Have you ever contemplated your own demise?
Imagine that three years from now your career will be in tatters. You will have no job and your prospects of future employment will seem bleak. Your carefully manicured career path simply won’t materialise.
Now ask yourself: what are the most likely reasons for things going wrong?
And now ask yourself: what could you start doing today to prevent those reasons from happening?
Whether it’s a career plan or an organizational strategy, we tend to feel far more comfortable developing positive, purpose- or mission-driven strategy. It’s what some people call ‘backcasting’: setting a vision and then working back from it to identify the steps you’ll need to take in order to achieve it. It’s our go-to approach to strategy development because it helps us to break down long-term growth planning into practical, incremental activity. During implementation, progress can be measured against plan and corrective action taken. Backcasting is positive. It’s practical. It’s logical. But in the real world, it’s far from a guarantee of success.
Failure is commonplace. Which is why in 2007 research psychologist Gary Klein pioneered the idea of a pre-mortem: imagining that a project has failed and using the thought experiment to identify flaws in your plans. Pre-mortems function the opposite way to backcasting; rather than thinking positively about how to achieve a desired outcome, teams are tasked with identifying potential sources of failure and finding ways to mitigate those sources to make the strategy more resilient. In many respects, pre-mortems are the perfect complement to vision-led strategy planning.

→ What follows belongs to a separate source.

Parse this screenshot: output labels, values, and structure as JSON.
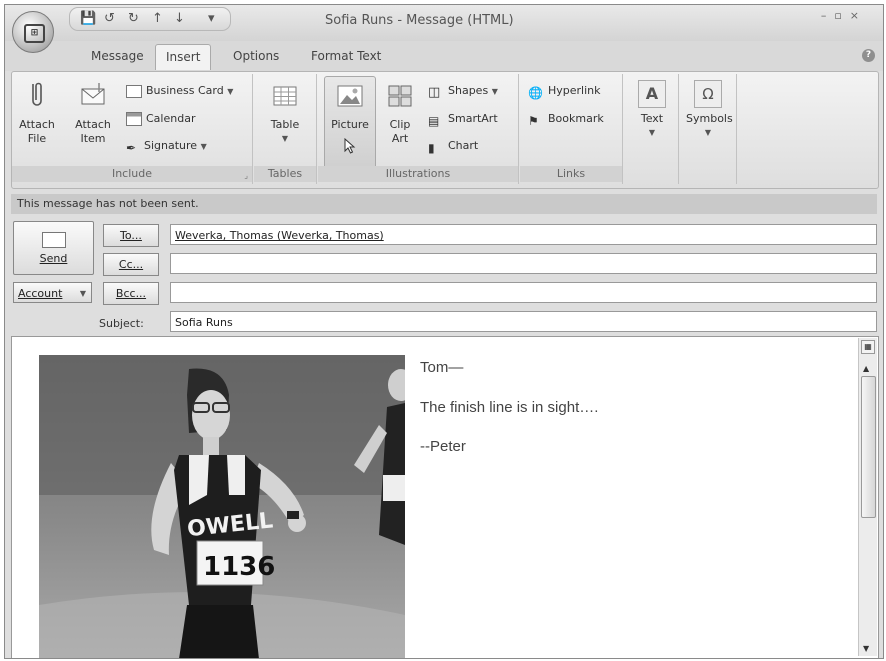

There’s also a cultural upside to embedding pre-mortems into your (or your team’s) approach to planning: a 2017 study by researchers at Harvard and the University of North Carolina found that people tend to avoid precisely the type of feedback that pre-mortems are designed to elicit. One of the biggest issues with vision-led strategy development is that it encourages us to seek out confirmatory feedback; the moment we establish and communicate a plan, we create a strong incentive to search for evidence that it’s a good plan and that it’s working. Conversely, we tend to avoid disconfirmatory feedback because it fails to confirm our own view of how good a job we’re doing. Pe-mortems have a cultural benefit because they create a safe space for disconfirmatory feedback.

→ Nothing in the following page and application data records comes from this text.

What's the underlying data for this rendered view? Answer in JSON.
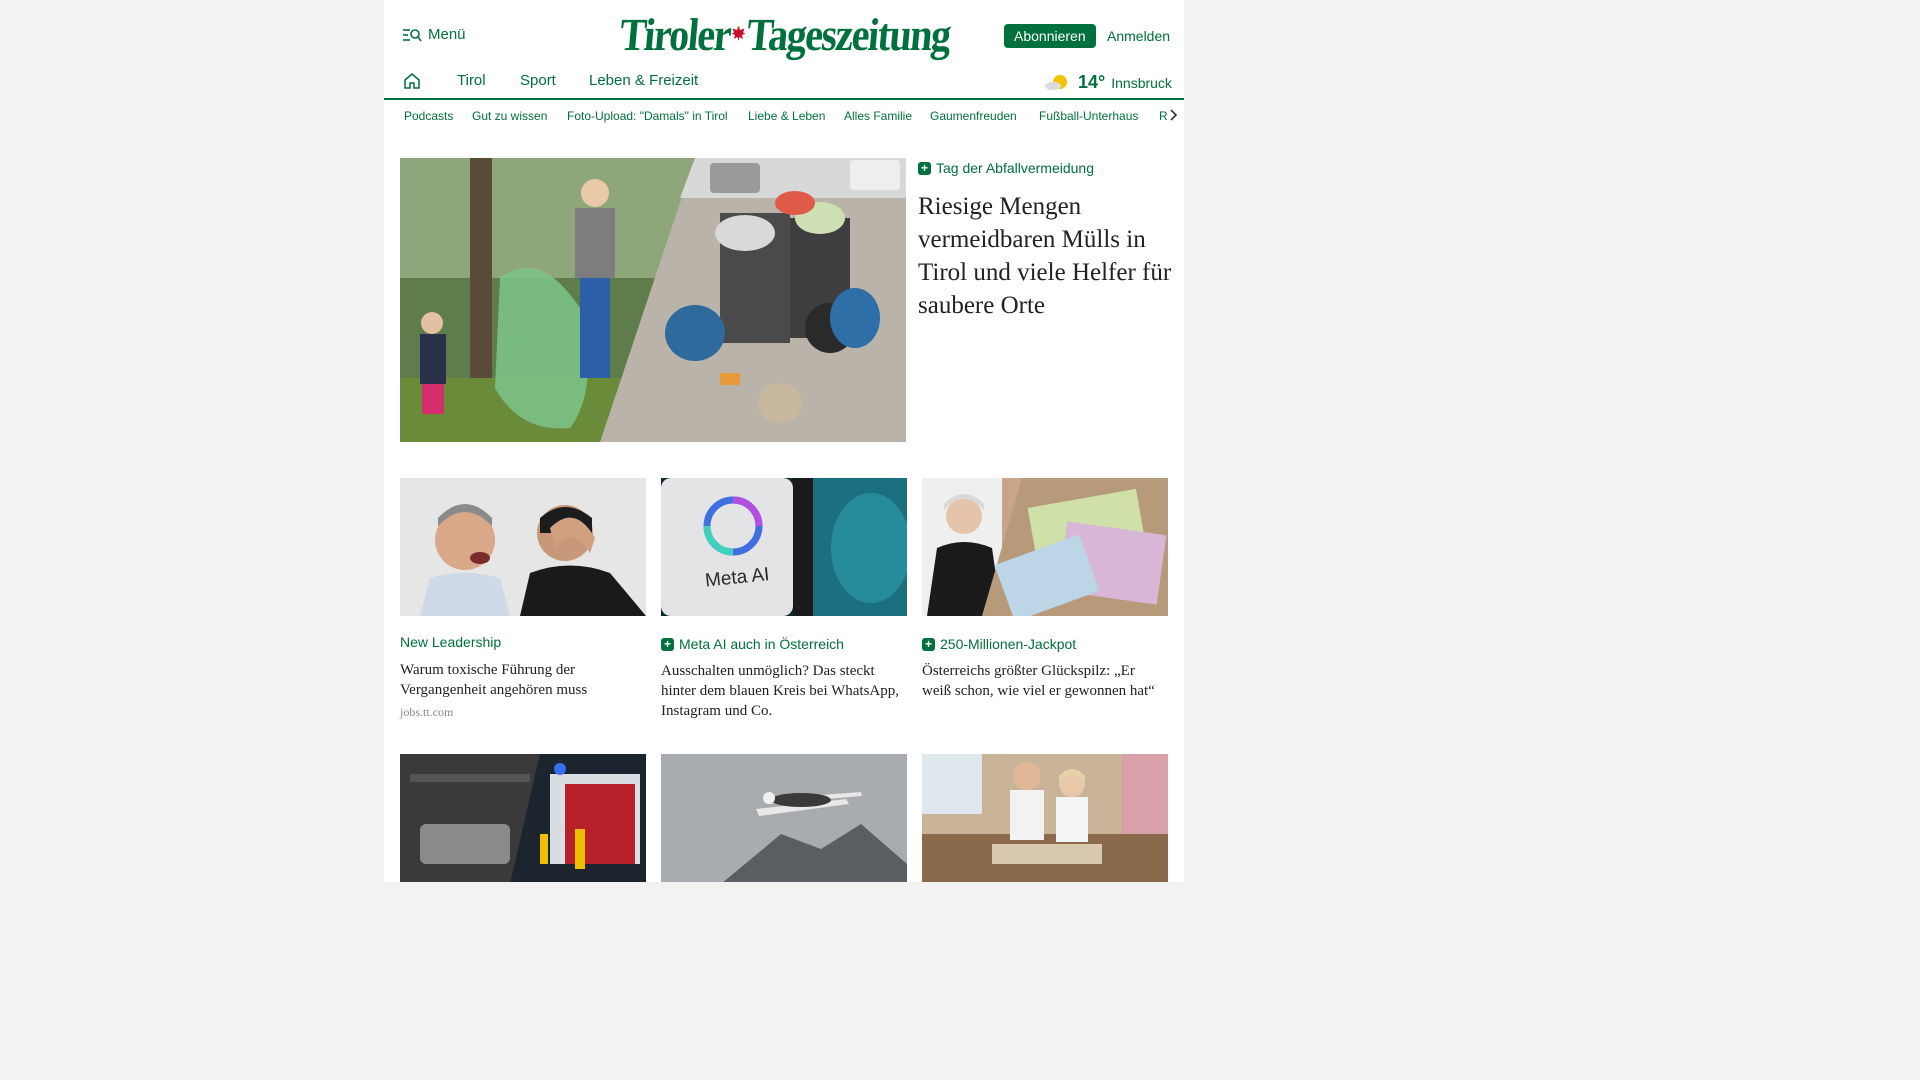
{
  "header": {
    "menu_label": "Menü",
    "logo_left": "Tiroler",
    "logo_right": "Tageszeitung",
    "subscribe_label": "Abonnieren",
    "login_label": "Anmelden"
  },
  "main_nav": {
    "items": [
      {
        "label": "Tirol"
      },
      {
        "label": "Sport"
      },
      {
        "label": "Leben & Freizeit"
      }
    ]
  },
  "weather": {
    "temperature": "14°",
    "city": "Innsbruck",
    "icon": "sun-cloud-icon"
  },
  "sub_nav": {
    "items": [
      {
        "label": "Podcasts"
      },
      {
        "label": "Gut zu wissen"
      },
      {
        "label": "Foto-Upload: \"Damals\" in Tirol"
      },
      {
        "label": "Liebe & Leben"
      },
      {
        "label": "Alles Familie"
      },
      {
        "label": "Gaumenfreuden"
      },
      {
        "label": "Fußball-Unterhaus"
      },
      {
        "label": "R"
      }
    ]
  },
  "hero": {
    "kicker": "Tag der Abfallvermeidung",
    "title": "Riesige Mengen vermeidbaren Mülls in Tirol und viele Helfer für saubere Orte"
  },
  "cards": [
    {
      "kicker": "New Leadership",
      "premium": false,
      "title": "Warum toxische Führung der Vergangenheit angehören muss",
      "source": "jobs.tt.com"
    },
    {
      "kicker": "Meta AI auch in Österreich",
      "premium": true,
      "title": "Ausschalten unmöglich? Das steckt hinter dem blauen Kreis bei WhatsApp, Instagram und Co.",
      "image_text": "Meta AI"
    },
    {
      "kicker": "250-Millionen-Jackpot",
      "premium": true,
      "title": "Österreichs größter Glückspilz: „Er weiß schon, wie viel er gewonnen hat“"
    }
  ],
  "colors": {
    "brand": "#00703c",
    "text": "#222222",
    "muted": "#888888"
  }
}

Like many things in life, strategy is rarely perfect the first time round. And even the most carefully conceived plans can go awry. As Mike Tyson famously observed, ‘Everybody has a plan until they get punched in the mouth.’ Whether your plans are personal or organizational, they must eventually confront reality – and reality always wins. Contemplating the worst that could happen to your plans won’t turn you into one of life’s great cynics or pessimists. It will demonstrate to the people you work with that you’re realistic about your human fallibility, that you’re open-minded about outcomes and that you value alternative points of view – particularly when they differ from your own. Introducing pre-mortem thinking won’t just make your strategies and plans more resilient: it will make you more resilient, too.